The exhibition will be held on Thursday 25th February from 4pm onwards on the LSE CLT island Castor’s Retreat.  It will  feature work by Michel Herreria, a Bordeaux-based French visual artist with whom the French language team have been collaborating since 2003.

Attending the Exhibition

Déja vu? is open to everyone.  If you would like to attend you will need to create an avatar and arrange access to the Second Life in advance of the exhibition.  Full instructions & support

If you already have an avatar & access to second life you can visit the exhibition here:

What is Second Life?

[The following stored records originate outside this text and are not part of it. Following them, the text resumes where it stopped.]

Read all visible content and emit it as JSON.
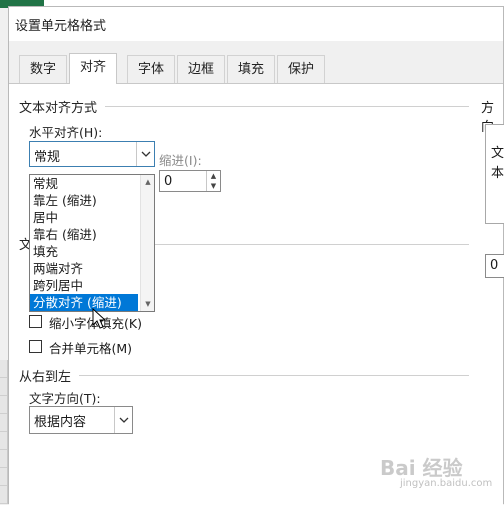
{
  "dialog": {
    "title": "设置单元格格式"
  },
  "tabs": [
    {
      "label": "数字"
    },
    {
      "label": "对齐"
    },
    {
      "label": "字体"
    },
    {
      "label": "边框"
    },
    {
      "label": "填充"
    },
    {
      "label": "保护"
    }
  ],
  "alignment": {
    "section_title": "文本对齐方式",
    "horizontal_label": "水平对齐(H):",
    "horizontal_value": "常规",
    "indent_label": "缩进(I):",
    "indent_value": "0",
    "options": [
      "常规",
      "靠左 (缩进)",
      "居中",
      "靠右 (缩进)",
      "填充",
      "两端对齐",
      "跨列居中",
      "分散对齐 (缩进)"
    ],
    "selected_index": 7,
    "control_initial": "文"
  },
  "text_control": {
    "shrink_label": "缩小字体填充(K)",
    "merge_label": "合并单元格(M)"
  },
  "rtl": {
    "section_title": "从右到左",
    "direction_label": "文字方向(T):",
    "direction_value": "根据内容"
  },
  "orientation": {
    "section_title": "方向",
    "text_line1": "文",
    "text_line2": "本",
    "degrees_value": "0"
  },
  "colors": {
    "selection": "#0078d7",
    "excel_green": "#217346"
  }
}
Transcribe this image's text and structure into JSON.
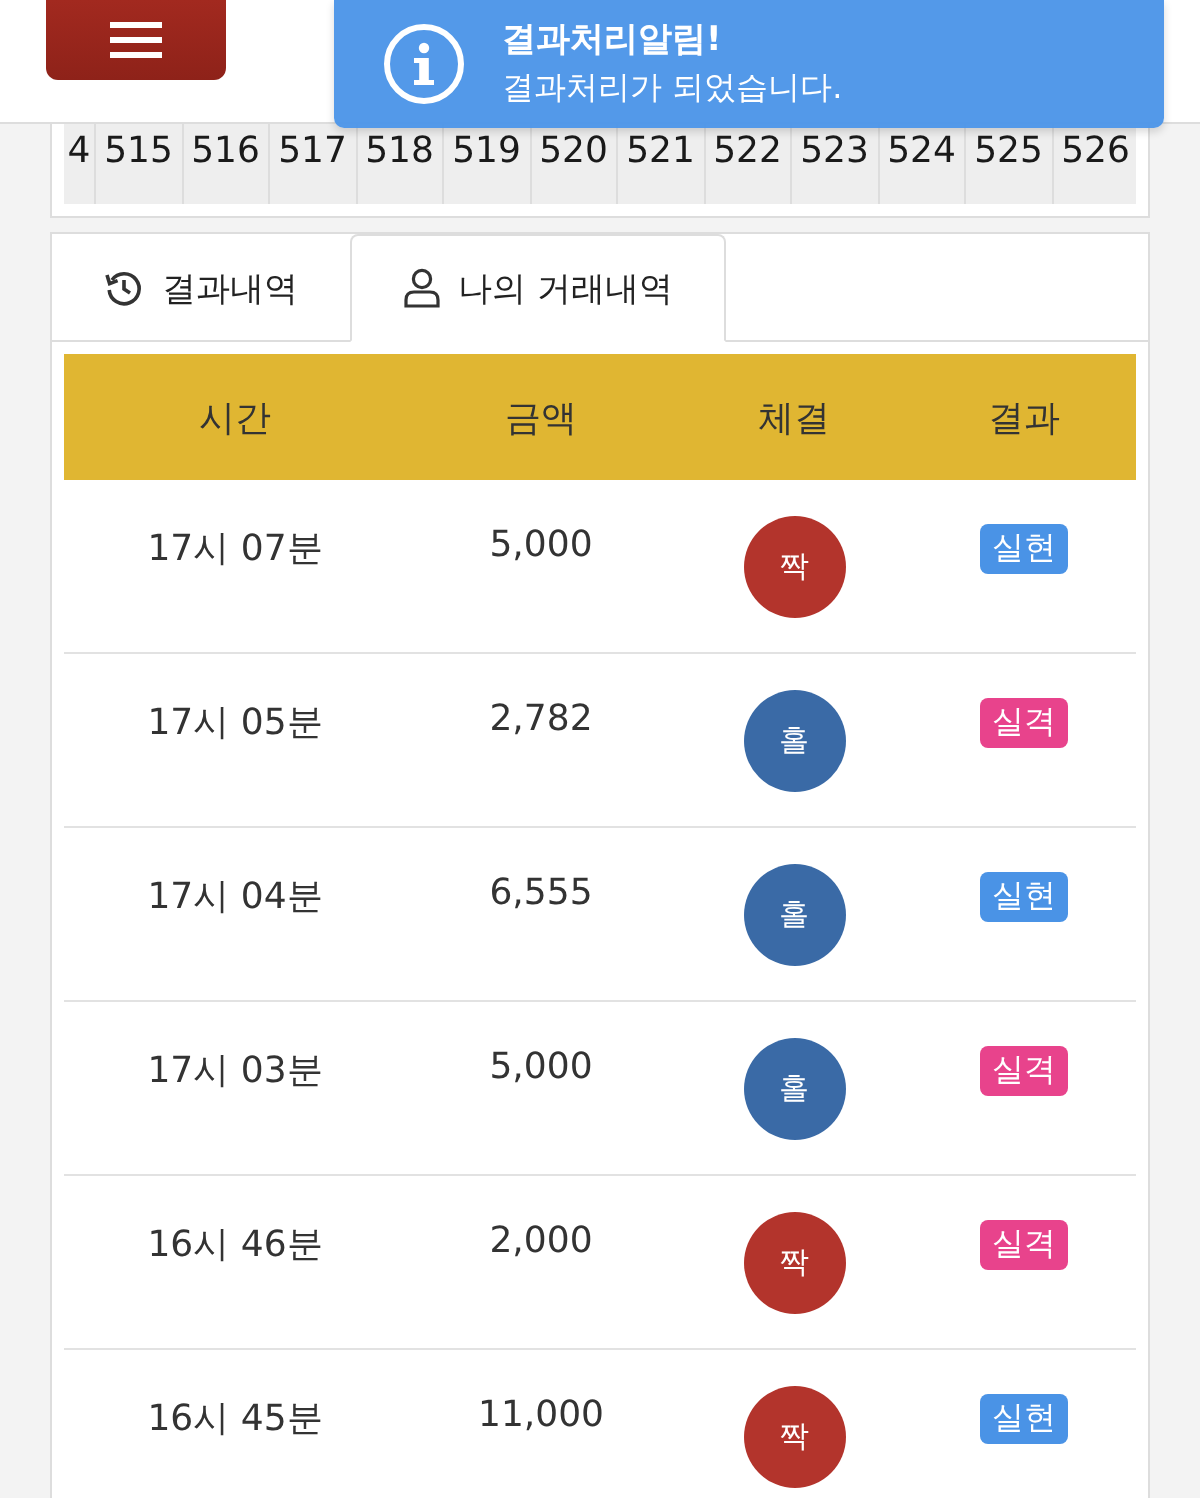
{
  "toast": {
    "title": "결과처리알림!",
    "message": "결과처리가 되었습니다."
  },
  "rounds": [
    "4",
    "515",
    "516",
    "517",
    "518",
    "519",
    "520",
    "521",
    "522",
    "523",
    "524",
    "525",
    "526"
  ],
  "tabs": [
    {
      "label": "결과내역",
      "selected": false,
      "kind": "history"
    },
    {
      "label": "나의 거래내역",
      "selected": true,
      "kind": "user"
    }
  ],
  "table": {
    "columns": [
      "시간",
      "금액",
      "체결",
      "결과"
    ],
    "rows": [
      {
        "time": "17시 07분",
        "amount": "5,000",
        "pick": {
          "label": "짝",
          "color": "#b3342c"
        },
        "result": {
          "label": "실현",
          "color": "#4a93e6"
        }
      },
      {
        "time": "17시 05분",
        "amount": "2,782",
        "pick": {
          "label": "홀",
          "color": "#3a6aa6"
        },
        "result": {
          "label": "실격",
          "color": "#e8438c"
        }
      },
      {
        "time": "17시 04분",
        "amount": "6,555",
        "pick": {
          "label": "홀",
          "color": "#3a6aa6"
        },
        "result": {
          "label": "실현",
          "color": "#4a93e6"
        }
      },
      {
        "time": "17시 03분",
        "amount": "5,000",
        "pick": {
          "label": "홀",
          "color": "#3a6aa6"
        },
        "result": {
          "label": "실격",
          "color": "#e8438c"
        }
      },
      {
        "time": "16시 46분",
        "amount": "2,000",
        "pick": {
          "label": "짝",
          "color": "#b3342c"
        },
        "result": {
          "label": "실격",
          "color": "#e8438c"
        }
      },
      {
        "time": "16시 45분",
        "amount": "11,000",
        "pick": {
          "label": "짝",
          "color": "#b3342c"
        },
        "result": {
          "label": "실현",
          "color": "#4a93e6"
        }
      }
    ]
  }
}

Second Life is a 3-D virtual world. It is created and inhabited by avatars, 3-D representations which can walk, talk, fly and interact with each other. Second Life replicates many activities of the real world, there are shops (and a currency!), museums, conference centres and much more. The vast majority of UK Higher Education institutions now have a presence in Second Life, for some this is purely a marketing exercise but for many it is a location for teaching & learning.

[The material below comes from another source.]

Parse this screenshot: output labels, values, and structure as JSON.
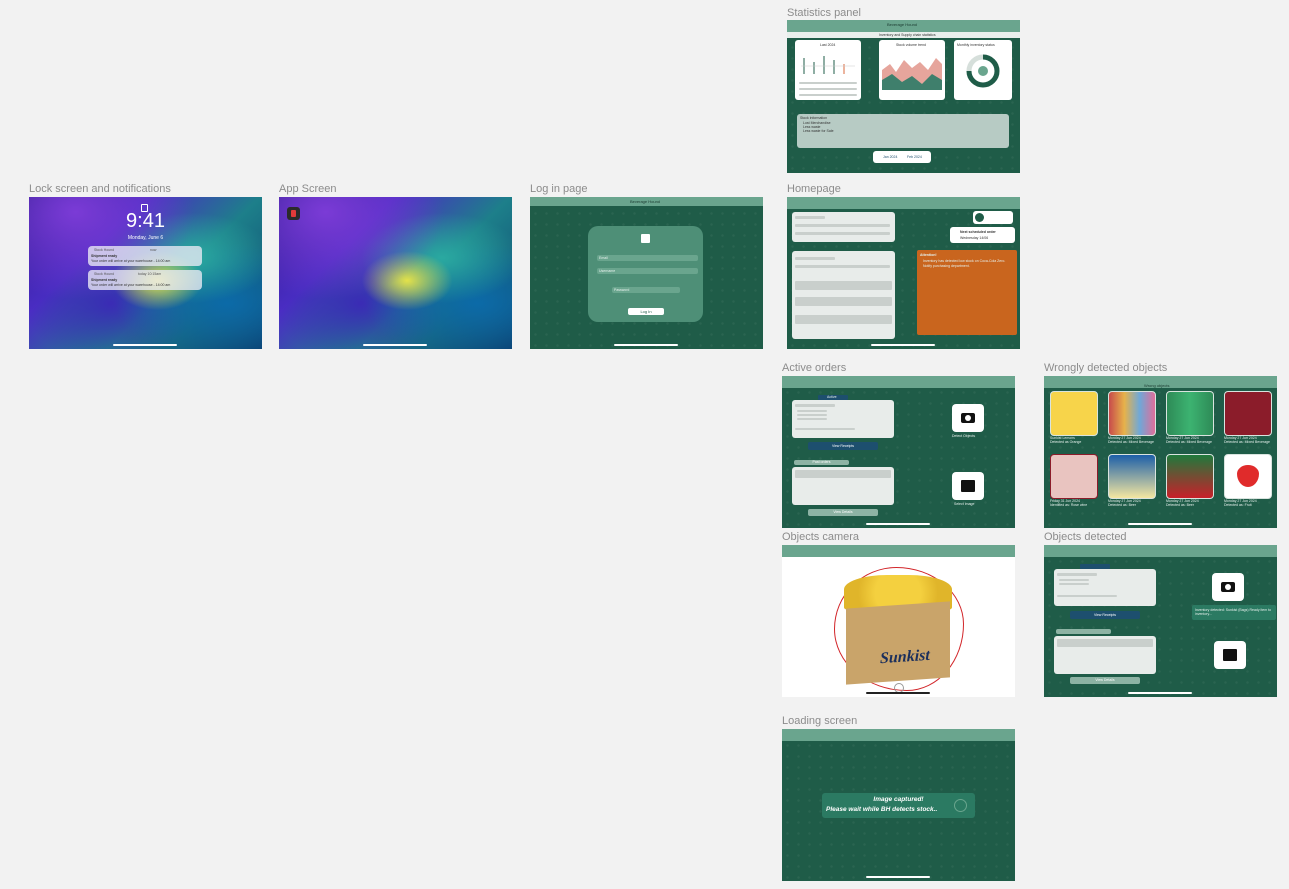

Second Life allows students to immerse themselves into a character, via their avatar and is an ideal platform for simulations and role-playing activities. It also provides an opportunity to explore virtual locations around the world including museums, art galleries, historic buildings & events.  As with next week’s exhibition it can be used to host events that involve participants from outside the LSE community.

February 22nd, 2010|Announcements, Events & Workshops (LTI), Teaching & Learning, Tools & Technologies|Comments Off on Second Life exhibition: Déja vu?|

Txting Moodle

We have recently added a text messaging service to Moodle called moodletxt (powered by txttools) .  The primary use for this service is to receive text messages (SMS) in Moodle.

SMS till you drop: mobile phone ad on van in Kampala, Uganda

Using Moodletxt in Teaching & Learning

In some respects moodletxt is just an alternative communication channel to existing ones (office hours, email, Moodle forums etc). Two key differences are that texts are anonymous and can of course be sent from all mobile phones.  Some suggested uses:

  • ‘Muddy’ points – after lectures or classes students send in points that they are unclear about.  This is being trialled on LSE100.
  • Administrative Queries
  • Feedback – students’ comments on any aspect of their studies

It is recommended that responses from staff are delivered through other  communication channels.  Although moodletxt can be used to send messages these texts must be paid for by the LSE so there is an additional financial cost  (if you are interested in this then please do contact us).  As some students may not wish to pay for texts it is also recommended that moodletxt is always used in conjunction with other Moodle communication tools to give an alternative option.

How it works

Students send a text preceded by a keyword (usually the course code) to a dedicated mobile number.  The keyword acts as a filter directing the texts to an Inbox within the Moodle course.  This inbox is only accessible to Moodle ‘teachers’ on the associated course.  If you are interested in adding this feature to your LSE Moodle course or would like to discuss potential uses then please contact

Image source:

February 18th, 2010|Teaching & Learning|1 Comment|

Coming soon-ish

The annual Horizon reports track emerging technologies that are likely to have an impact on teaching and learning in the future.  The predictions of earlier reports are available elsewhere on this blog: 2009 2008 2007 and if you want to go further back see the Horizon website.

A short preview of the 2010 report (PDF) is already available.  The technologies it highlights (time frames for becoming mainstream to be taken with a pinch of salt perhaps) are:

  • Mobile Computing & Open Content (mainstream in the next year)
  • Electronic Books & Simple Augmented Reality (2-3 years)
  • Gesture-Based Computing & Visual Data Analysis (4-5 years)

If you want to know more about any of these then the preview is short, worth a look and has links to examples.  The other aspect of the Reports are the key trends and challenges that it highlights:

December 10th, 2009|Open Education, Reports & Papers, Research Skills, Teaching & Learning|Comments Off on Coming soon-ish|